On August 5, 2020, FINRA issued a regulatory notice outlining steps for broker-dealers to prepare for the pending transition away from LIBOR. The notice reminds firms to “evaluate their exposure to LIBOR” and “review their preparedness to manage LIBOR’s phase-out.” While the notice expressly disclaims any agency view of “specific effective practices,” it provides questions for firms to consider and a general description of best practices, which derive from responses to a survey undertaken by FINRA of a cross-section of member firms.
The survey found that, while large broker-dealers, especially those affiliated with large bank holding companies, had implemented extensive programs to prepare for the LIBOR transition, many other FINRA members had implemented only limited efforts. To help these firms prepare, FINRA shared practices relating to the following categories of preparedness:

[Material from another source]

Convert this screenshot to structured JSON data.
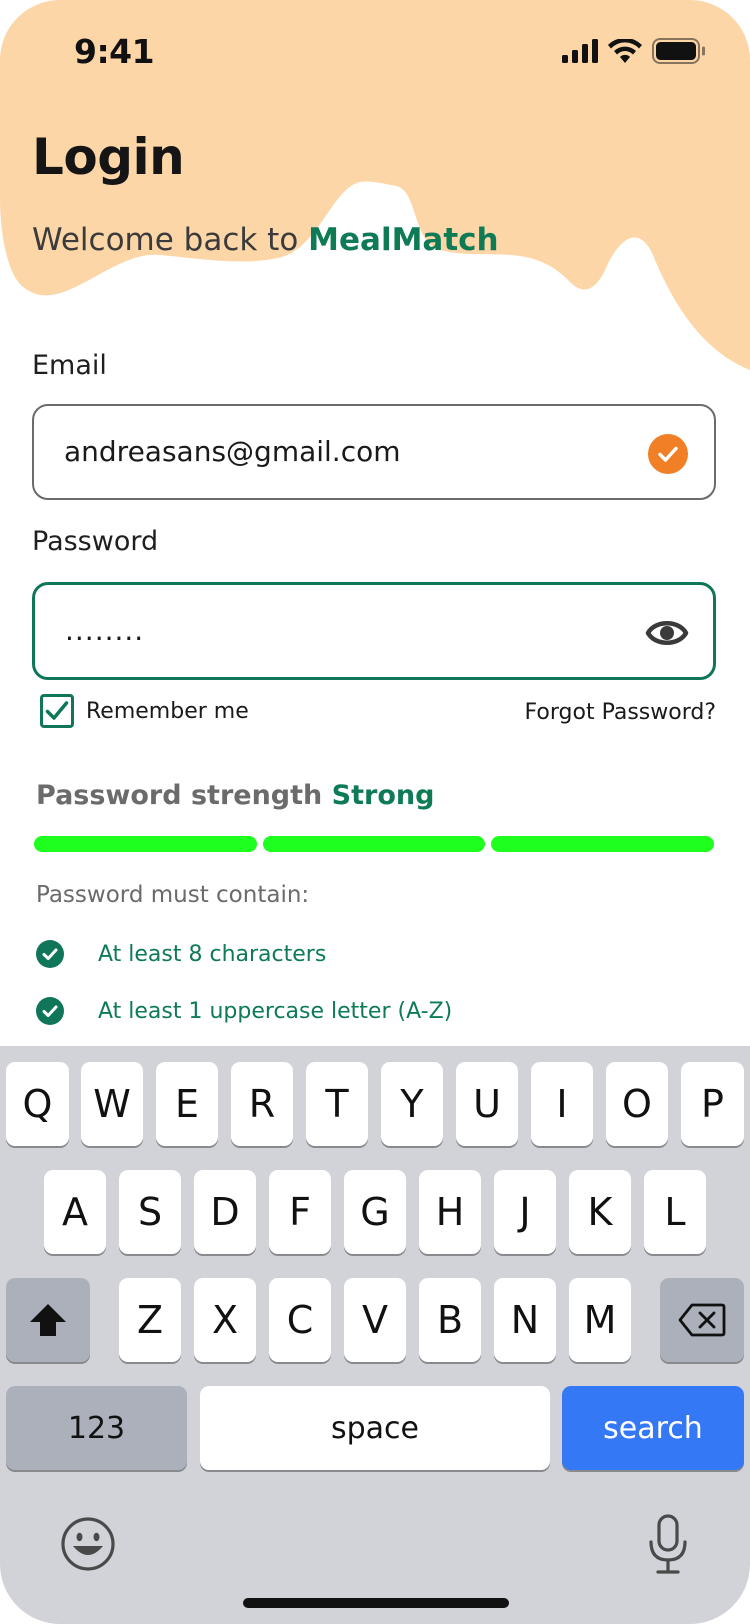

- Governance Framework: Not surprisingly, as with any large-scale change event affecting the industry, FINRA found that many firms have prepared for the transition by implementing governance frameworks to manage the LIBOR phase-out. These firms will assign organizational responsibility for preparing for and managing the transition and developing “comprehensive phase-out plans,” including identifying process changes, setting timelines, and tracking progress.

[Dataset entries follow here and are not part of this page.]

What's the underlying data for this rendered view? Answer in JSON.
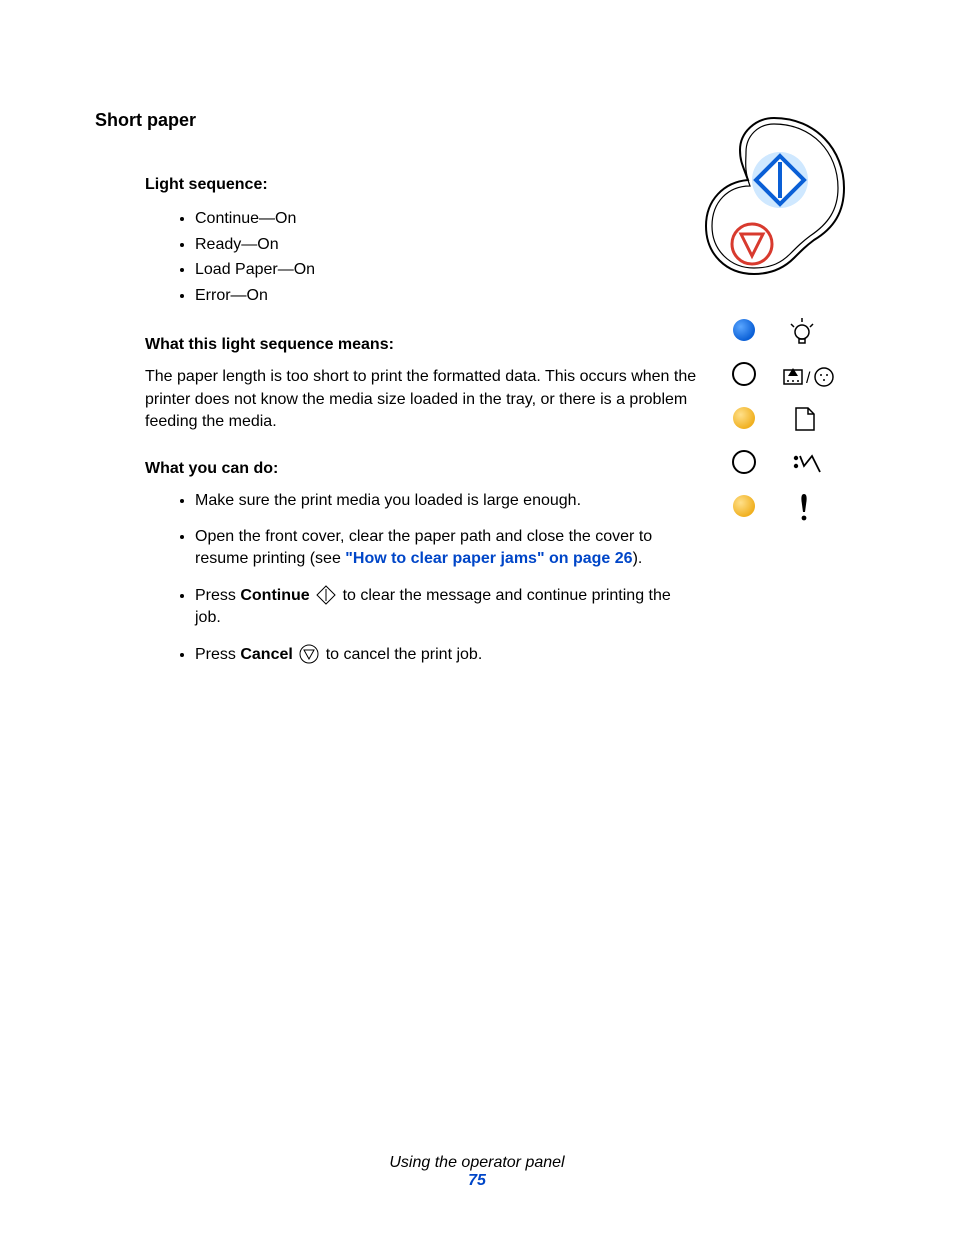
{
  "title": "Short paper",
  "light_sequence": {
    "heading": "Light sequence:",
    "items": [
      "Continue—On",
      "Ready—On",
      "Load Paper—On",
      "Error—On"
    ]
  },
  "meaning": {
    "heading": "What this light sequence means:",
    "text": "The paper length is too short to print the formatted data. This occurs when the printer does not know the media size loaded in the tray, or there is a problem feeding the media."
  },
  "actions": {
    "heading": "What you can do:",
    "item1": "Make sure the print media you loaded is large enough.",
    "item2_pre": "Open the front cover, clear the paper path and close the cover to resume printing (see ",
    "item2_link": "\"How to clear paper jams\" on page 26",
    "item2_post": ").",
    "item3_pre": "Press ",
    "item3_bold": "Continue",
    "item3_post": " to clear the message and continue printing the job.",
    "item4_pre": "Press ",
    "item4_bold": "Cancel",
    "item4_post": " to cancel the print job."
  },
  "footer": {
    "section": "Using the operator panel",
    "page": "75"
  }
}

- Financial Risk: FINRA also found that firms are evaluating their financial risk by identifying their inventory of products and contracts maturing or rolling over after the phase-out to estimate the exposure of the firm and its customers.

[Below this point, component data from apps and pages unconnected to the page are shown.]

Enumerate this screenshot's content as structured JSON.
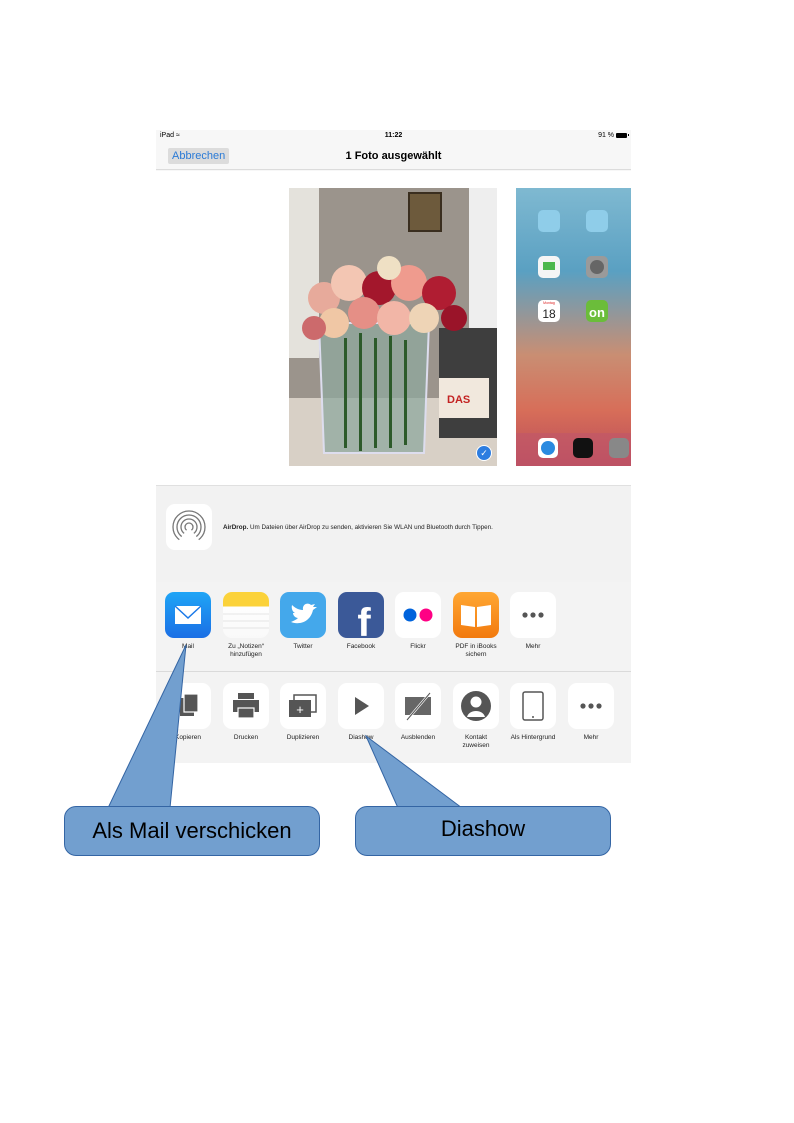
{
  "status": {
    "device": "iPad",
    "time": "11:22",
    "battery": "91 %"
  },
  "navbar": {
    "cancel_label": "Abbrechen",
    "title": "1 Foto ausgewählt"
  },
  "airdrop": {
    "title": "AirDrop.",
    "text": " Um Dateien über AirDrop zu senden, aktivieren Sie WLAN und Bluetooth durch Tippen."
  },
  "share_row": [
    {
      "label": "Mail",
      "icon": "mail-icon"
    },
    {
      "label": "Zu „Notizen“\nhinzufügen",
      "icon": "notes-icon"
    },
    {
      "label": "Twitter",
      "icon": "twitter-icon"
    },
    {
      "label": "Facebook",
      "icon": "facebook-icon"
    },
    {
      "label": "Flickr",
      "icon": "flickr-icon"
    },
    {
      "label": "PDF in iBooks\nsichern",
      "icon": "ibooks-icon"
    },
    {
      "label": "Mehr",
      "icon": "more-icon"
    }
  ],
  "action_row": [
    {
      "label": "Kopieren",
      "icon": "copy-icon"
    },
    {
      "label": "Drucken",
      "icon": "print-icon"
    },
    {
      "label": "Duplizieren",
      "icon": "duplicate-icon"
    },
    {
      "label": "Diashow",
      "icon": "play-icon"
    },
    {
      "label": "Ausblenden",
      "icon": "hide-icon"
    },
    {
      "label": "Kontakt\nzuweisen",
      "icon": "contact-icon"
    },
    {
      "label": "Als Hintergrund",
      "icon": "wallpaper-icon"
    },
    {
      "label": "Mehr",
      "icon": "more-icon"
    }
  ],
  "home_screen": {
    "calendar_weekday": "Montag",
    "calendar_day": "18"
  },
  "callouts": {
    "mail": "Als Mail verschicken",
    "diashow": "Diashow"
  },
  "colors": {
    "accent": "#2a7ad6",
    "callout_fill": "#729fcf",
    "callout_border": "#3465a4"
  }
}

- Operational Risk: FINRA found that firms are evaluating their operational risk by identifying “business processes, business units, information systems and vendors that would be impacted by the phase-out” and by testing the firm’s market, credit, and liquidity models with appropriate new reference rate(s).
- Alternative Reference Rates: FINRA found that firms have “reviewed and identified options” for alternative reference rates to replace LIBOR, including by participating in, or following the work of, industry organizations.
- Legal Risk: FINRA found that firms are reviewing their exposure to legal risk by identifying all existing contracts impacted by the phase-out and reviewing or developing fallback language. In some cases, this may include renegotiating contracts to account for the transition and replacement with alternative rates.
- Staff Training and Customer Education: Finally, FINRA found that firms have prepared by providing education and guidance to their staff, customers, and counterparties, including by developing “centralized” resources and guidance for staff and by “providing disclosures on firm websites and customer communications” about the phase-out’s impact on the firm’s customers and its products.
We can expect more information from FINRA between now and leading up to the transition deadline. As FINRA stated in its 2020 Risk Monitoring and Examination Priorities Letter, in highlighting their continued efforts to “explore new ways to expand our dialogue with firms about risks and trends facing the industry,” it intends to engage with firms outside the examination program in order to understand how firms are preparing for the LIBOR transition. FINRA has used this approach to understand other issues with significant impact on the industry and shared its findings in the form of notices and reports to assist other firms in meeting the challenges. Additionally, the 2020 Letter emphasized FINRA’s intent to assess the transition impact on customers, in addition to assessing risk and exposure to LIBOR-linked products.
FINRA’s notice follows the June 18, 2020, SEC Risk Alert announcing that its Office of Compliance Inspections & Examinations (“OCIE”) had identified registrant preparedness for the LIBOR transition as an examination priority for fiscal year 2020. OCIE stated that it “intends to engage with registrants through examinations to assess their preparations for the expected discontinuation of LIBOR and the transition to an alternative reference rate.” These examinations will review, among other items, exposure of firms and their investors to LIBOR-linked contracts, “operational readiness” to manage the transition, and firms’ disclosures and representations to investors regarding their “efforts to address LIBOR discontinuation and the adoption of alternative reference rates.”
The SEC also highlighted the LIBOR transition in its 2020 examination priorities alert. OCIE noted that the examination staff, along with other SEC Divisions and Offices, would engage with firms to assess the impact the transition would have on risk and compliance challenges. OCIE also highlighted that they would pay particular attention to disclosure issues “regarding [firms’] readiness, particularly in relation to the transition’s effects on investors.” OCIE concluded by encouraging “each registrant to evaluate its organization’s and clients’ exposure to LIBOR, not just in the context of fallback language in contracts, but its use in benchmarks and indices; accounting systems; risk models; and client reporting, among other areas. Insufficient preparation could cause harm to retail investors and significant legal and compliance, economic and operational risks for registrants.”
These communications highlight the extensive attention given by the federal government and financial regulators to ensuring industry’s proactive preparedness for the LIBOR transition and its consequences. We can expect to see further alerts from both regulators throughout the rest of 2020 and in 2021 as they share what they have learned from their engagement with the industry about what has worked and not worked for firms in preparing for the end of reliance on the LIBOR standard.